Looking back: Commencement 65 years ago

May 25, 2010

This excerpt from the College history, “Fearless and Bold” by James E. Lightner ’59, reveals some surprising similarities to the Commencement ceremony 2010. A nation at war, restricted travel (volcano dust clouds and gas prices may dictate that today), parties held for graduates and their families as well as the appointed hour of 2 o’clock for the formal procession and diploma ceremony.

In May 1945, the 75th Commencement was held, although the country was still at war with Japan and the U.S. Office of Defense Transportation was restricting travel. President Holloway wrote this for the WMC Bulletin:

“All of us rejoice in the good news of V-E Day. It makes us all the more anxious for the victorious end of the hostilities in the Far East. Hundreds of Western Marylanders are scattered throughout the earth. A steady flow of letters tells of their anxiety to be back on College Hill. Regulations of the O.D.T. compel us to conduct our Commencement activities on a purely local basis. We regret that this is the case and will miss the many alumni who normally come at this time of year. We hope that another twelve-month period will ease the travel situation, so that we can once more follow our normal commencement program with a great celebration.”

Commencement circa 1947; Professors Schofield and Bertholf lead the faculty and students to Alumni Hall
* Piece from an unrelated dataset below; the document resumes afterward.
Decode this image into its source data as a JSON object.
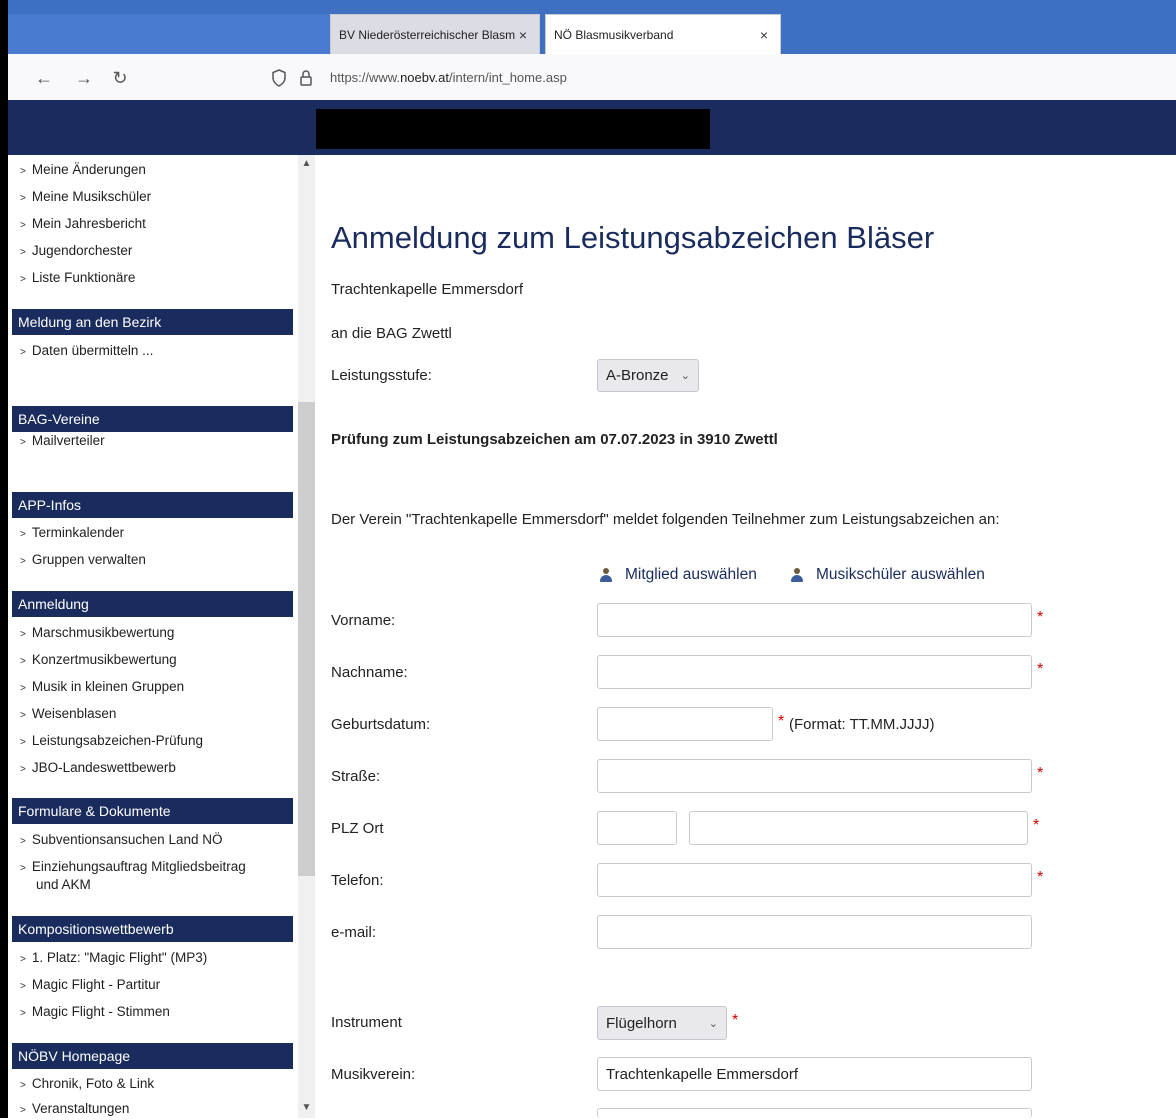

The 75th Commencement was a special one, nevertheless, since it included some activities not normally a part of the weekend. It began on Friday evening with the play “Papa Is All,” given by the College Players in Alumni Hall. Saturday focused on the seniors and their parents and featured a reception in the Robinson Garden, a special dinner in the dining hall, and a songfest in McDaniel Lounge to round out the evening. While there was no Alumni Banquet, the Alumni Association was able to hold its annual business meeting on Saturday afternoon. Sunday was a busy day, for, as in the two preceding years, Baccalaureate and Commencement were held on the same day, to minimize traveling. President Holloway preached the baccalaureate sermon at 10 a.m. The ceremony followed the traditional format, which included the Commandments and Responses from the graduates, psalms and scriptures, an anthem by the choir, and the processional and recessional hymns: “A Mighty Fortress” and “O God, Our Help in Ages Past.” At 2 p.m. the Commencement ceremony got under way, the speaker being Madame Chu Shih-ming of the Chinese Embassy in Washington. Fifty-one women and 14 men received diplomas, and three honorary degrees were conferred, including one in absentia to the Rev. E. Pearce Hayes, a missionary in the Far East.

To order a copy of “Fearless and Bold,” go online here.